It has also been pointed out that, although the elimination of East-West confrontation may reduce some forms of aid to developing countries, demilitarization and the reduced importance of ideology, even at times of less aid, may be more beneficial to them. In the long run, the reduction of the East-West military rivalry and arms race should release substantial resources for civilian use, and, though there are difficulties inherent in the conversion process, the potential capacities for helping developing countries could increase. There are indications of growing cooperation between East and West in assistance to developing countries, particularly through international institutions, which could increase both the volume and the efficiency of aid.
Most of these converted resources are aimed at the East, in both their character and structure, and are thus simply not transferable to meet the needs of developing countries, political considerations notwithstanding. This applies particularly to private investment, where direct business calculations and political circumstances generally play decisive roles.

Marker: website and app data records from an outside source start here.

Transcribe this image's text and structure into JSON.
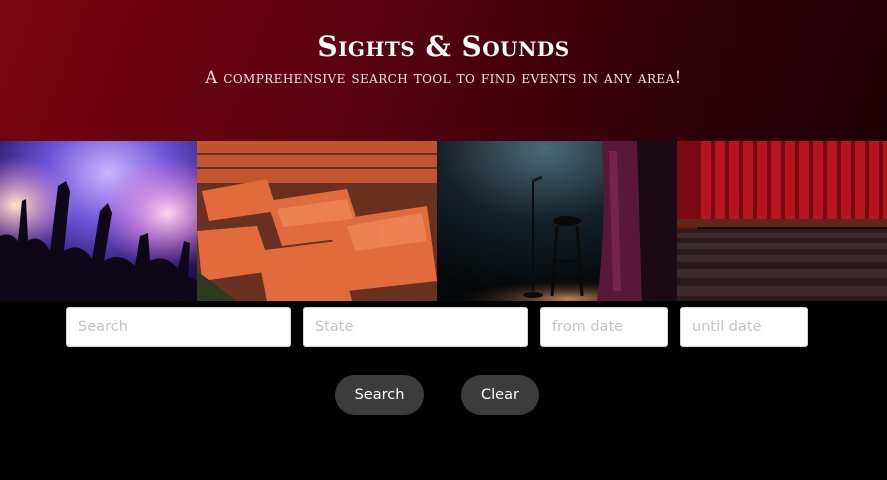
{
  "header": {
    "title": "Sights & Sounds",
    "subtitle": "A comprehensive search tool to find events in any area!"
  },
  "gallery": {
    "images": [
      {
        "name": "concert-crowd-photo"
      },
      {
        "name": "stadium-seats-photo"
      },
      {
        "name": "comedy-stage-photo"
      },
      {
        "name": "theater-curtain-photo"
      }
    ]
  },
  "form": {
    "search_placeholder": "Search",
    "state_placeholder": "State",
    "from_date_placeholder": "from date",
    "until_date_placeholder": "until date",
    "search_button_label": "Search",
    "clear_button_label": "Clear"
  },
  "colors": {
    "header_gradient_start": "#7a0410",
    "header_gradient_end": "#1d0007",
    "page_background": "#000000",
    "button_background": "#3c3c3c"
  }
}
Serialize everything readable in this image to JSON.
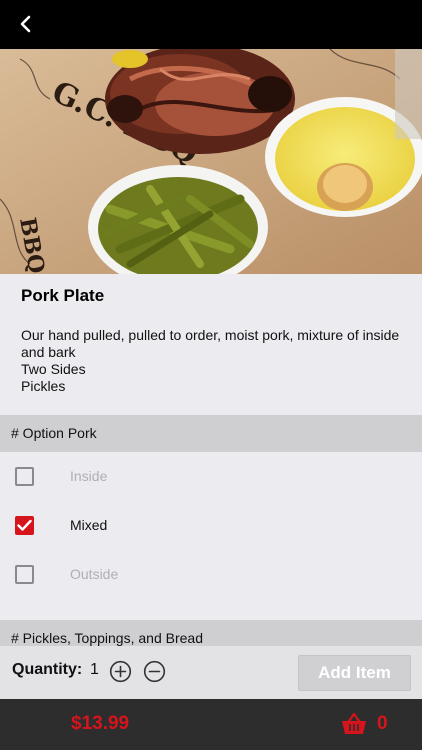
{
  "colors": {
    "accent": "#d6141c",
    "topbar": "#000000",
    "bottom_bar": "#2d2d2d",
    "section_header": "#cfcfd2"
  },
  "header": {
    "back_icon": "chevron-left-icon"
  },
  "item": {
    "title": "Pork Plate",
    "description_lines": [
      "Our hand pulled, pulled to order, moist pork, mixture of inside and bark",
      "Two Sides",
      "Pickles"
    ]
  },
  "option_sections": [
    {
      "title": "# Option Pork",
      "options": [
        {
          "label": "Inside",
          "checked": false
        },
        {
          "label": "Mixed",
          "checked": true
        },
        {
          "label": "Outside",
          "checked": false
        }
      ]
    },
    {
      "title": "# Pickles, Toppings, and Bread"
    }
  ],
  "quantity": {
    "label": "Quantity:",
    "value": "1",
    "plus_icon": "plus-circle-icon",
    "minus_icon": "minus-circle-icon"
  },
  "add_item_label": "Add Item",
  "footer": {
    "price": "$13.99",
    "cart_icon": "basket-icon",
    "cart_count": "0"
  }
}
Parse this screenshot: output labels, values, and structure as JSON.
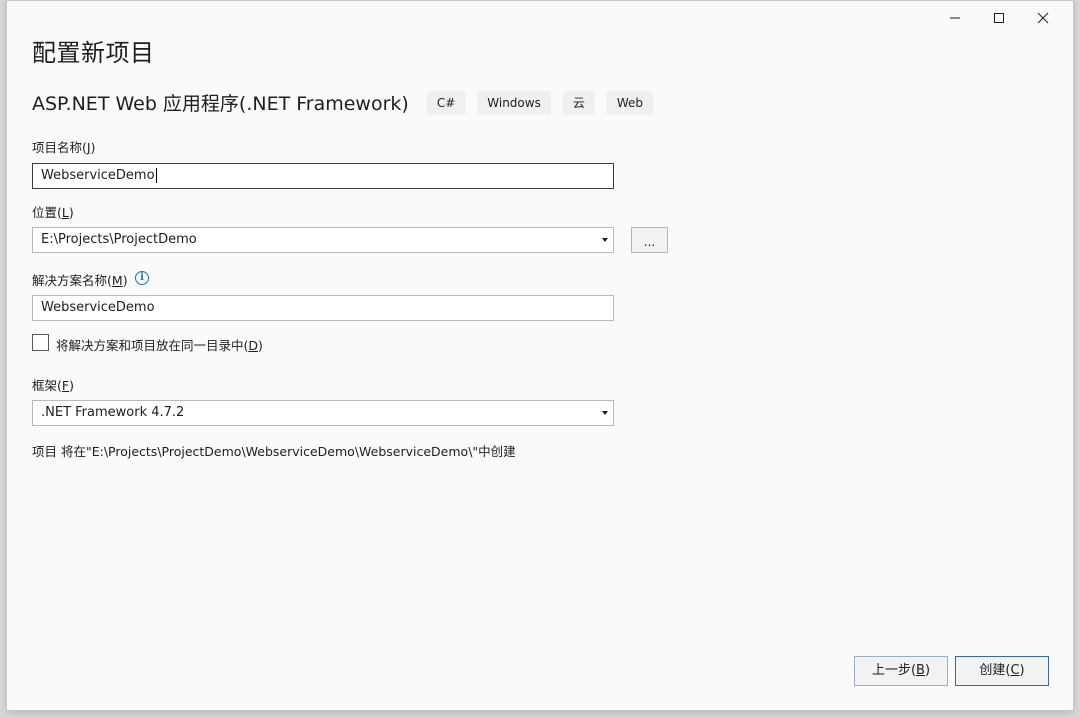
{
  "window": {
    "title": "配置新项目",
    "controls": {
      "minimize": "minimize-icon",
      "maximize": "maximize-icon",
      "close": "close-icon"
    }
  },
  "template": {
    "name": "ASP.NET Web 应用程序(.NET Framework)",
    "tags": [
      "C#",
      "Windows",
      "云",
      "Web"
    ]
  },
  "form": {
    "project_name": {
      "label": "项目名称",
      "access_key": "J",
      "value": "WebserviceDemo"
    },
    "location": {
      "label": "位置",
      "access_key": "L",
      "value": "E:\\Projects\\ProjectDemo",
      "browse_label": "..."
    },
    "solution_name": {
      "label": "解决方案名称",
      "access_key": "M",
      "value": "WebserviceDemo",
      "info_icon": "info-icon"
    },
    "same_dir": {
      "label": "将解决方案和项目放在同一目录中",
      "access_key": "D",
      "checked": false
    },
    "framework": {
      "label": "框架",
      "access_key": "F",
      "value": ".NET Framework 4.7.2"
    },
    "summary": "项目 将在\"E:\\Projects\\ProjectDemo\\WebserviceDemo\\WebserviceDemo\\\"中创建"
  },
  "buttons": {
    "back": {
      "label": "上一步",
      "access_key": "B"
    },
    "create": {
      "label": "创建",
      "access_key": "C"
    }
  },
  "colors": {
    "dialog_bg": "#fafafa",
    "accent_border": "#2d6cb5",
    "info_blue": "#1e72c6"
  }
}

The consolidation of the Central and Eastern European economies and the management of their debt problems actually serve the interests of the developing countries. The default or bankruptcy of any Central or Eastern European country could have broad and undesirable consequences for developing countries. This is true even without mention of the fact that some Central and Eastern European debt had originated in the transfer of resources to developing countries. A consolidated and prosperous Central and Eastern Europe will have more resources and capacities for helping developing countries; the region represents a major, potential addition to the world market, and these countries, if successful, will themselves become sources of capital and technology exports. It is in the overall interest of developing countries that Central and Eastern Europe develops and grows.
Some of the NICs have already recognized the tremendous business potential of the region, and they are ready to take part in the consolidation of the region both as private investors (taking into account the appeal of such access to the broad European markets) and as financial contributors (as participants in the EBRD). Though the worries indicated above should not be ignored, the consequences of changes in Central and Eastern Europe for the developing countries and the world economy, if properly handled, are on balance beneficial for all sectors of the world economy.
General Assembly of the UN (1990), Declaration on International Economic Cooperation, in Particular the Revitalization of Economic Growth and Development of Developing Countries.
Horvath, Gyula (1991), "Az európai régiók gazdasági együttmüködése" (Economic cooperation of European regions). Europa Forum. Budapest, I, No. 1 (August).